[[ Recorded information open ]]

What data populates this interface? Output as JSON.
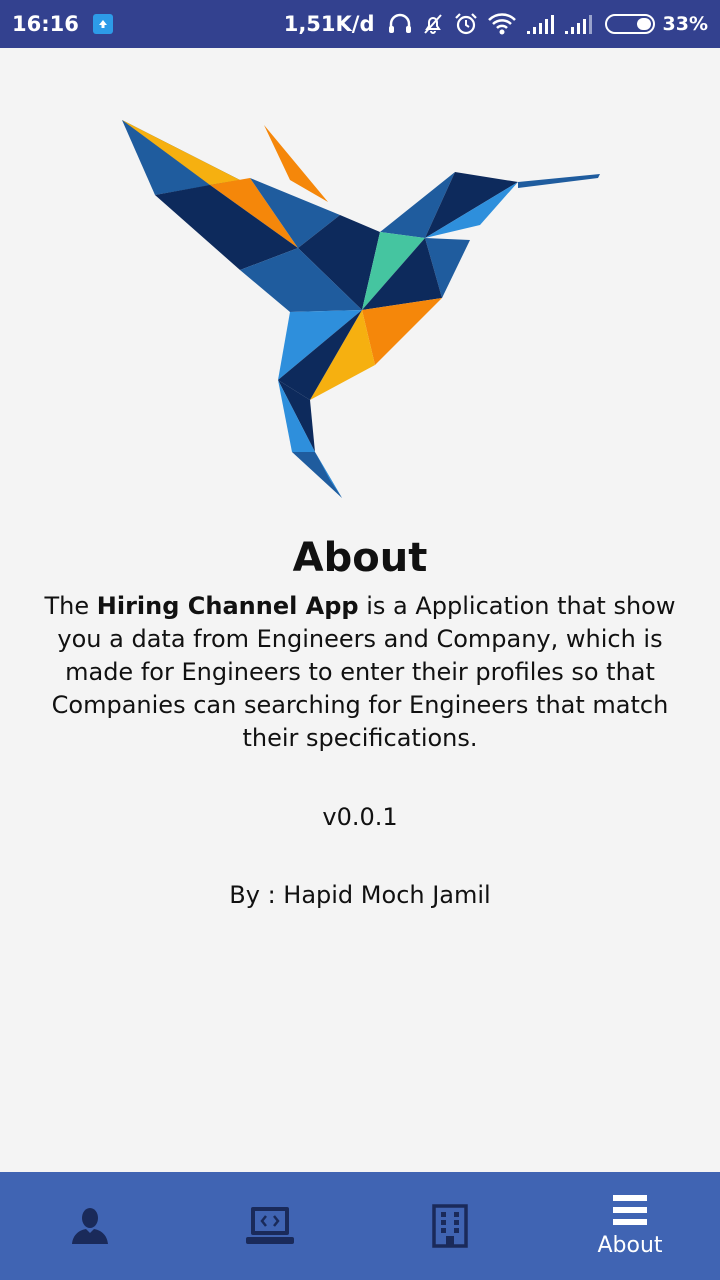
{
  "status_bar": {
    "time": "16:16",
    "net_speed": "1,51K/d",
    "battery_pct": "33%"
  },
  "about": {
    "title": "About",
    "desc_prefix": "The ",
    "app_name": "Hiring Channel App",
    "desc_rest": " is a Application that show you a data from Engineers and Company, which is made for Engineers to enter their profiles so that Companies can searching for Engineers that match their specifications.",
    "version": "v0.0.1",
    "author": "By : Hapid Moch Jamil"
  },
  "bottom_nav": {
    "items": [
      {
        "icon": "person-icon",
        "label": ""
      },
      {
        "icon": "laptop-code-icon",
        "label": ""
      },
      {
        "icon": "building-icon",
        "label": ""
      },
      {
        "icon": "menu-icon",
        "label": "About"
      }
    ]
  },
  "colors": {
    "status_bar": "#33418f",
    "bottom_nav": "#4064b3",
    "nav_icon": "#1a2a5a",
    "background": "#f4f4f4"
  }
}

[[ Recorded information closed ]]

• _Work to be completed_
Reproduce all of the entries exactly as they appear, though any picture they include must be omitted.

• _Solution for this exercise_
What data populates this interface? Output as JSON.
{
  "status_bar": {
    "time": "16:16",
    "net_speed": "1,51K/d",
    "battery_pct": "33%"
  },
  "about": {
    "title": "About",
    "desc_prefix": "The ",
    "app_name": "Hiring Channel App",
    "desc_rest": " is a Application that show you a data from Engineers and Company, which is made for Engineers to enter their profiles so that Companies can searching for Engineers that match their specifications.",
    "version": "v0.0.1",
    "author": "By : Hapid Moch Jamil"
  },
  "bottom_nav": {
    "items": [
      {
        "icon": "person-icon",
        "label": ""
      },
      {
        "icon": "laptop-code-icon",
        "label": ""
      },
      {
        "icon": "building-icon",
        "label": ""
      },
      {
        "icon": "menu-icon",
        "label": "About"
      }
    ]
  },
  "colors": {
    "status_bar": "#33418f",
    "bottom_nav": "#4064b3",
    "nav_icon": "#1a2a5a",
    "background": "#f4f4f4"
  }
}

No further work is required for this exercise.